Lusia Strus’ compelling solo show is modern in most ways, especially her predilection for unflinching personal confessions and ability to make them very funny. Yet it also draws on time-honored principles of oral storytelling. The result is a strikingly well-written and flawlessly performed piece. The show began as a commission from Chicago’s Steppenwolf Theater in 2002 when she was about to get married for the first time, but the production has evolved as her life has. Thus, as her biography sheet puts it, there is now “bonus divorce material!” The beginning half of the show remains exactly as it was created, introducing the audience to Strus through her reflections, as she prepared to marry, on what wedding vows really mean. This leads her to relate her Ukrainian immigrant parents’ story: their two-date courtship followed by years of quiet devotion until her father’s relatively young death. The show’s second half brings the audience up to date, since regardless of her best intentions when saying her own vows, Strus and her husband divorced in 2004, in circumstances she describes honestly but briefly, the pain still clear in her voice.

Throughout the show, she frequently repeats certain key lines, lending them a lyrical effect and evoking the ancient bards who incorporated such phrases or descriptive epithets to help them memorize epics. Also, while Strus mostly stands still or perches on a stool on the bare stage, she uses a few simple gestures multiple times, enriching the minimalist setting. She has excellent stage presence, using her gaze to reach to the back of the house and draw everyone in. Most important is her polished yet emotional delivery of her mother Eugenia’s story – as when Eugenia kneels at her husband’s casket screaming at him for leaving her – and her own, as when she recounts details of her simultaneously deteriorating marriage and state of mind and how her rage and confusion were manifested in trips to Home Depot to buy bread.

In spite of the tough situations that comprise the subject matter, the production is often very funny.
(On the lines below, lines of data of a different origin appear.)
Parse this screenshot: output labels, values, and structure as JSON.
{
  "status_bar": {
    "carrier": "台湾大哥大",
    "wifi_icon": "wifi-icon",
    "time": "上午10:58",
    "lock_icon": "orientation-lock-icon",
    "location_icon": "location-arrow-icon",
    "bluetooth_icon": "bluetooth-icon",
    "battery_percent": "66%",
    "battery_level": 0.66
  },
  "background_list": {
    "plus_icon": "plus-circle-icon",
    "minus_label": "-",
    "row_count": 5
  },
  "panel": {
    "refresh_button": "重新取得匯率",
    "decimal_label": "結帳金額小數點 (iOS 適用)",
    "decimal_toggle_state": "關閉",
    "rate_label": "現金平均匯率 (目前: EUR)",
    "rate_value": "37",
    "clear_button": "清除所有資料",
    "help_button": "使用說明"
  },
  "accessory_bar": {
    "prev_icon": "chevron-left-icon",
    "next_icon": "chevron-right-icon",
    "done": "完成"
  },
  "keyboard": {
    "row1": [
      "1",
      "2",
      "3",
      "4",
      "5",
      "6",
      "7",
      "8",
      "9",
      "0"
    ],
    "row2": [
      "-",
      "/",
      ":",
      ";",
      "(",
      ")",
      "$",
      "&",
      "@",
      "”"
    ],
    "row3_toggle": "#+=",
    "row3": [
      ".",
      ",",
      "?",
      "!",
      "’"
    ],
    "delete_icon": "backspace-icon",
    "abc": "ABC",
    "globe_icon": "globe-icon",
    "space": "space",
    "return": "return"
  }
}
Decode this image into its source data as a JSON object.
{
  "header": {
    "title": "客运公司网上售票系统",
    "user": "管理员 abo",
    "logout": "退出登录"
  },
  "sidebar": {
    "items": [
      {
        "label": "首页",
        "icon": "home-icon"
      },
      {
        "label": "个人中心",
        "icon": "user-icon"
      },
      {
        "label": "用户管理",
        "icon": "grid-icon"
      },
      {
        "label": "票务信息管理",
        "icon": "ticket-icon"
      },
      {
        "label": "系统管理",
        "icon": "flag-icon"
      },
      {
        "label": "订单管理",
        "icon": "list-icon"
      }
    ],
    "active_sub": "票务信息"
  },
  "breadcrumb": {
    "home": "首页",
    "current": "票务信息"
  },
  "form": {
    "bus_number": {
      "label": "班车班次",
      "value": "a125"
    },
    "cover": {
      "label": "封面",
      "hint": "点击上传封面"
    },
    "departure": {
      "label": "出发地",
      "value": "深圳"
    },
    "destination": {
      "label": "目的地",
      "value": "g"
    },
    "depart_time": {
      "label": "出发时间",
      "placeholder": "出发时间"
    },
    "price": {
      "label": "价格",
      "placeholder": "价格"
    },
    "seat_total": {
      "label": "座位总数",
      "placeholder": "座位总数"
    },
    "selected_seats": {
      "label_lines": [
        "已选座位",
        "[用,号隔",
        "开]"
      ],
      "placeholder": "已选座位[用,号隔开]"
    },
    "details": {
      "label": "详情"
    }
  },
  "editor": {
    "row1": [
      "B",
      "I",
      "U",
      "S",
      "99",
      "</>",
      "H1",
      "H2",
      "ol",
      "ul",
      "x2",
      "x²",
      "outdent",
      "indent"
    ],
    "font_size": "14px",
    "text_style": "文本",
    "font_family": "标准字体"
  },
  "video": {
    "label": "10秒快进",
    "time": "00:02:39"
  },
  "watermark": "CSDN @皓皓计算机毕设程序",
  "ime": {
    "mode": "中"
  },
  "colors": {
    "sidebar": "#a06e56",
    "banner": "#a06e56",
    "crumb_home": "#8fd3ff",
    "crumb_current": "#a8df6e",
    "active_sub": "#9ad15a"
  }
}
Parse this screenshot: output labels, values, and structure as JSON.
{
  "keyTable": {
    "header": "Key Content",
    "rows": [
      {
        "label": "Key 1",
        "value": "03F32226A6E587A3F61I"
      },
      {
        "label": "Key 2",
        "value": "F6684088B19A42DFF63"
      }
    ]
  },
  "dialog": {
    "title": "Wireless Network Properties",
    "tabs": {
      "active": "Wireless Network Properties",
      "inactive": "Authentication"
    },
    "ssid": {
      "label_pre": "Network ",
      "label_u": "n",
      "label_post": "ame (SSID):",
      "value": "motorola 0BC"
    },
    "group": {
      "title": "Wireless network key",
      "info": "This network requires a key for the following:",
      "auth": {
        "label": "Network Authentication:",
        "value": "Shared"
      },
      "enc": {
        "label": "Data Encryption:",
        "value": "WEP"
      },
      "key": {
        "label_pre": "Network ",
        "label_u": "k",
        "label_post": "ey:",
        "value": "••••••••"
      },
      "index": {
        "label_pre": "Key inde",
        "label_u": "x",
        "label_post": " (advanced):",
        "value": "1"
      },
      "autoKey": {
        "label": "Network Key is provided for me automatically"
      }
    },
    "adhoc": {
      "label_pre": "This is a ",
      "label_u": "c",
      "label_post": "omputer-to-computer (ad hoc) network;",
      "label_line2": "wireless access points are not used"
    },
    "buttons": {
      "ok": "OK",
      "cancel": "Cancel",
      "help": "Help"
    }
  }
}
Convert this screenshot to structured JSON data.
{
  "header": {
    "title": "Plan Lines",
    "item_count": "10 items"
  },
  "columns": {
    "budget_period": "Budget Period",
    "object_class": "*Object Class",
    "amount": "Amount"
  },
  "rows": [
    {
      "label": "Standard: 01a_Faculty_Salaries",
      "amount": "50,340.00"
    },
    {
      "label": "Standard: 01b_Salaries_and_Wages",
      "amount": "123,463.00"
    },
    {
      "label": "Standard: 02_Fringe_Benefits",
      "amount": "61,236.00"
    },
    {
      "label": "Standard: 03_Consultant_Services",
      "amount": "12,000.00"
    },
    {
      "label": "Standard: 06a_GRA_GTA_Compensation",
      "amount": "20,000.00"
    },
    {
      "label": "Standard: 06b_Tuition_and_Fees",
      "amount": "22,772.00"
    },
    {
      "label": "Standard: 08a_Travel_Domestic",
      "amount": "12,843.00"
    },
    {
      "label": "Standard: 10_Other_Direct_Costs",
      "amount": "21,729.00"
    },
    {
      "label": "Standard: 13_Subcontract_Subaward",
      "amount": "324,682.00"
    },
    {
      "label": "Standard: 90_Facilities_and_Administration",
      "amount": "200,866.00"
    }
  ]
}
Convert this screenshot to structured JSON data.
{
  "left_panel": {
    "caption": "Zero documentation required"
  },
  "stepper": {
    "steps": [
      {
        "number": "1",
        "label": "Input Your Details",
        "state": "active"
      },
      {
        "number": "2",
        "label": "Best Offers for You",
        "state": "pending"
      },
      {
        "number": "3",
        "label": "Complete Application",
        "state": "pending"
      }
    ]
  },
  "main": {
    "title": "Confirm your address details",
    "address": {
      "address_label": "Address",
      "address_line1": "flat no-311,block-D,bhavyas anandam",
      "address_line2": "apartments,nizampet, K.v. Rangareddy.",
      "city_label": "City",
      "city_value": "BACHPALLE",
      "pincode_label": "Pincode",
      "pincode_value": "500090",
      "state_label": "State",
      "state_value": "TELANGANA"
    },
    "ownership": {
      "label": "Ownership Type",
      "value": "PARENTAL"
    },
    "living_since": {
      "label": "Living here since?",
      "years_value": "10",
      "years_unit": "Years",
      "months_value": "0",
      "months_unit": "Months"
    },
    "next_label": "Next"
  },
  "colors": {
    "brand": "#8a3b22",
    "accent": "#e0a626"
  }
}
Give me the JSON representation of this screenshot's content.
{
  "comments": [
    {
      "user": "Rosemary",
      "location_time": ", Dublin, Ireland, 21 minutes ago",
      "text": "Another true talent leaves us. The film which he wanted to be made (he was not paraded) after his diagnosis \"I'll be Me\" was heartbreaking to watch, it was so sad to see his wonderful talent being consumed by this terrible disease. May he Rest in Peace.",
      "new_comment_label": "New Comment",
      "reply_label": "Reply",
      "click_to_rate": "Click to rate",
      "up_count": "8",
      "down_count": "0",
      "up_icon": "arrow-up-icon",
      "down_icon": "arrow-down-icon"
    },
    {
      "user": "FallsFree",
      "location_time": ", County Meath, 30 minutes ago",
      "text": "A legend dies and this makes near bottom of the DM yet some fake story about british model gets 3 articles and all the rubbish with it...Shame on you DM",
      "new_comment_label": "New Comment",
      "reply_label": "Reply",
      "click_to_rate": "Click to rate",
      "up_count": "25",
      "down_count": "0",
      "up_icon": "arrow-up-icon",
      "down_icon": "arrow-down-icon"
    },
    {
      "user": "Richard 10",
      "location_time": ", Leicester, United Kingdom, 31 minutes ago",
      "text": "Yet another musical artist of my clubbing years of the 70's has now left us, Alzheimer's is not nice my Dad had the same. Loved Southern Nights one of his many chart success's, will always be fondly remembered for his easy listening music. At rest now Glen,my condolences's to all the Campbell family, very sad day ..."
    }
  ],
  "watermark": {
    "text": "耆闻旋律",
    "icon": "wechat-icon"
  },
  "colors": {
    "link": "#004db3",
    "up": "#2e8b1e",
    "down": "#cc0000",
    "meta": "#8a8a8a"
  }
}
Strus might still be in pain over some of her problems, but she laughs at herself and her craziness makes the audience laugh with her. While anyone who enjoys autobiographies will love it ain’t no fairytale, even skeptics and those weary of the genre will likely be won over by Strus’ hard-won, skillfully articulated insights.

Print Friendly and PDF